Here are some news for all people on a Working Holiday Visa in Australia. The Australian government announced some important changes regarding the backpacker tax that they tried to implement for more than a year now. The Government also intend to implement some more changes that will have a positive impact for all people going to Australia on a Working Holiday Visa. Read on to find more about it…

Update 12/10/2016 : the government is currently reviewing the proposed law and should provide its decision regarding the changes on 7 November 2016. We will update you once a decision has been made. 

Backpackers to be taxed at 19% from their first dollar earned

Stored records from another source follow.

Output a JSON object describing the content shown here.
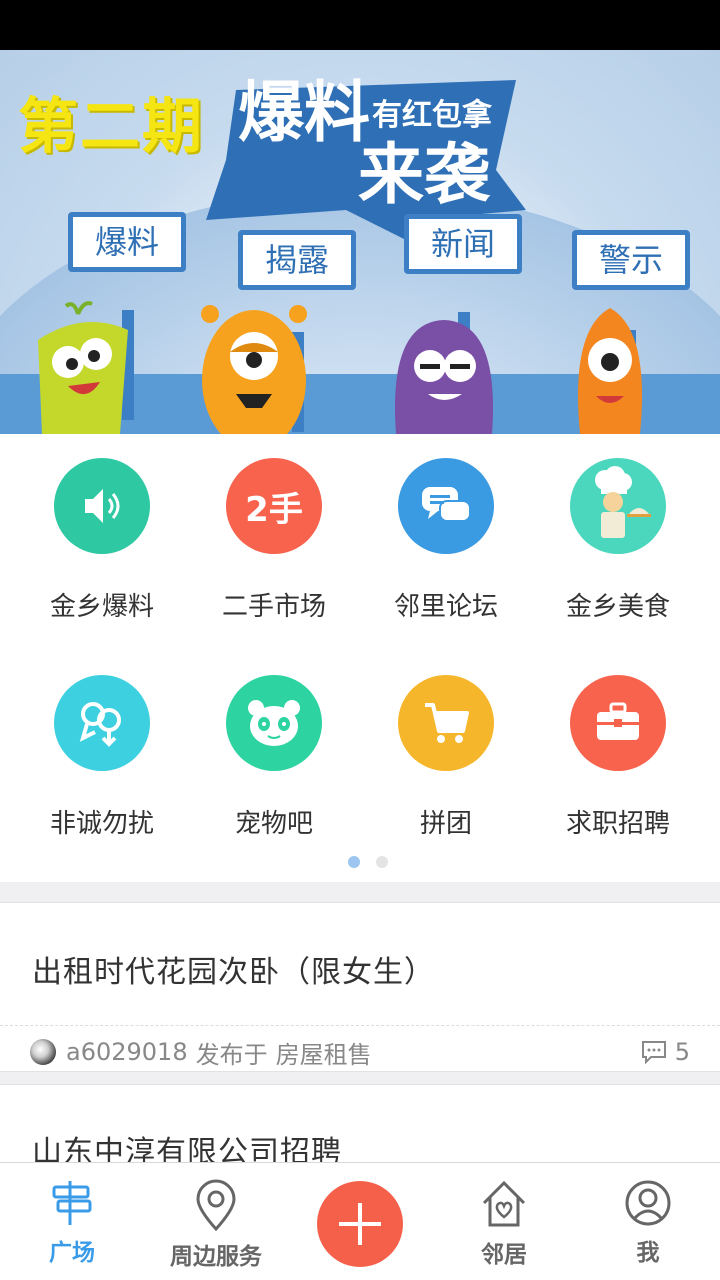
{
  "banner": {
    "issue": "第二期",
    "headline_line1": "爆料",
    "headline_line2": "来袭",
    "subtitle": "有红包拿",
    "signs": [
      "爆料",
      "揭露",
      "新闻",
      "警示"
    ],
    "slide_count": 3,
    "active_slide": 3
  },
  "grid": {
    "items": [
      {
        "label": "金乡爆料",
        "icon": "speaker-icon",
        "color": "#2ec9a2"
      },
      {
        "label": "二手市场",
        "icon": "second-hand-icon",
        "badge": "2手",
        "color": "#f7634c"
      },
      {
        "label": "邻里论坛",
        "icon": "chat-bubbles-icon",
        "color": "#3a9be2"
      },
      {
        "label": "金乡美食",
        "icon": "chef-icon",
        "color": "#4ad7bd"
      },
      {
        "label": "非诚勿扰",
        "icon": "dating-icon",
        "color": "#3dd0e0"
      },
      {
        "label": "宠物吧",
        "icon": "panda-icon",
        "color": "#2ed3a2"
      },
      {
        "label": "拼团",
        "icon": "shopping-cart-icon",
        "color": "#f6b62b"
      },
      {
        "label": "求职招聘",
        "icon": "briefcase-icon",
        "color": "#f7634c"
      }
    ],
    "page_count": 2,
    "active_page": 1
  },
  "posts": [
    {
      "title": "出租时代花园次卧（限女生）",
      "author": "a6029018",
      "published_in": "发布于",
      "category": "房屋租售",
      "comments": "5"
    },
    {
      "title": "山东中淳有限公司招聘"
    }
  ],
  "tabbar": {
    "tabs": [
      {
        "label": "广场",
        "icon": "signpost-icon",
        "active": true
      },
      {
        "label": "周边服务",
        "icon": "location-pin-icon",
        "active": false
      },
      {
        "label": "邻居",
        "icon": "home-heart-icon",
        "active": false
      },
      {
        "label": "我",
        "icon": "user-icon",
        "active": false
      }
    ],
    "fab_icon": "plus-icon",
    "active_color": "#3a9be8",
    "fab_color": "#f5604a"
  }
}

In 2015, the latest Australian Government Federal Budget announced that from 1st July 2016, working holiday makers will be taxed at 32.5% from their first dollar earned in Australia. The aim was to remove the backpacker tax-free threshold of $18,200 in place at the time. Increasingly dismayed farmers, tourism operators and regional communities said a 32.5% tax on backpacker labour would greatly harm the industry at harvest time as backpackers make up 25 per cent of the farm workforce each year. After a long debate and backbench and industry pressure, the Federal Government has dumped the budget plan to impose a 32.5% tax on backpacker workers and  will cut the backpacker tax to 19% for the first 37.000 AUD earned. When earning more than 37.000 AUD per financial year, backpackers will then be taxed 32,5%. It is a significant backdown for the Government. Treasurer Scott Morrison announced the deal after it was signed off by Cabinet on 27 September 2016.

This new law will be applied from the 1st of January 2017.

Backpacker tax rates

Have a look at the following comparison to understand how much backpackers get taxed at the moment and how tax changes will affect backpackers in the future:

Current tax rate:

0 – 18.200 AUD: 0% (residents) – 32.5% (non-residents)
18.201 to 37.000 AUD: 19% (residents) – 32.5% (non-residents)
37.001 to 80.000 AUD: 3.572 AUD + 32.5% for every $ earned above 37,000 AUD (residents) – 32.5% (non-residents)
80.001 to 180.000 AUD: 17.547 AUD + 37% for every $ earned above 80,000 AUD (residents) – 32.5% (non-residents)

Tax rates for backpackers from 1st of January 2017 :

0 to 18.200 AUD: 19%
18.201 to 37.000 AUD: 19%
37.001 to 80.000 AUD: 3.572 AUD + 32.5% for every $ earned above 37,000 AUD
80.001 to 180.000 AUD: 17.547 AUD + 37% for every $ earned above 80,000 AUD

.

Other significant changes for backpackers

Visa application fees

The government also tries to attract backpackers coming to Australia by reducing the visa application fees by 50 AUD. Instead of 440 AUD it would be 390 AUD to apply for a X-Working Holiday Visa (417)..

Superannuation

To fund the loss of backpacker taxes, the government will keep 95% of the superannuation (retirement contribution paid by your employer) when leaving Australia – At the moment it is taxed at 38%.

Age restrictions for Working Holiday Visa

On top of that the Government announced an increase of the age restriction for people applying for a Working Holiday Visa to 35 (instead of 30 at the moment). This information still has to be confirmed. Read more about it on The Guardian – It is also also important to note here that even if the government intend to increase the age limit to apply for a WHV, it will take some time to implement it because all participating countries have to agree and amendments signed.

Work for one employer for 12 months

People on a Working Holiday Visa may also have the opportunity to work for the same employer for up to 12 months. But they still have to change the location. So if your employer has two branches in two different states you would be able to work for him for 12 months.

Departure tax

Also note that the departure tax for passengers leaving Australia will increase from 55 AUD to 60 AUD.

.

Please note that the terms of the new law and its implementations still have to be confirmed! We will provide you with more information as soon as there’s more official news.

Sources: ABC News / SBS News / The Guardian / The Conversation

Last update: 30 September 2016

5/5 - (1 vote)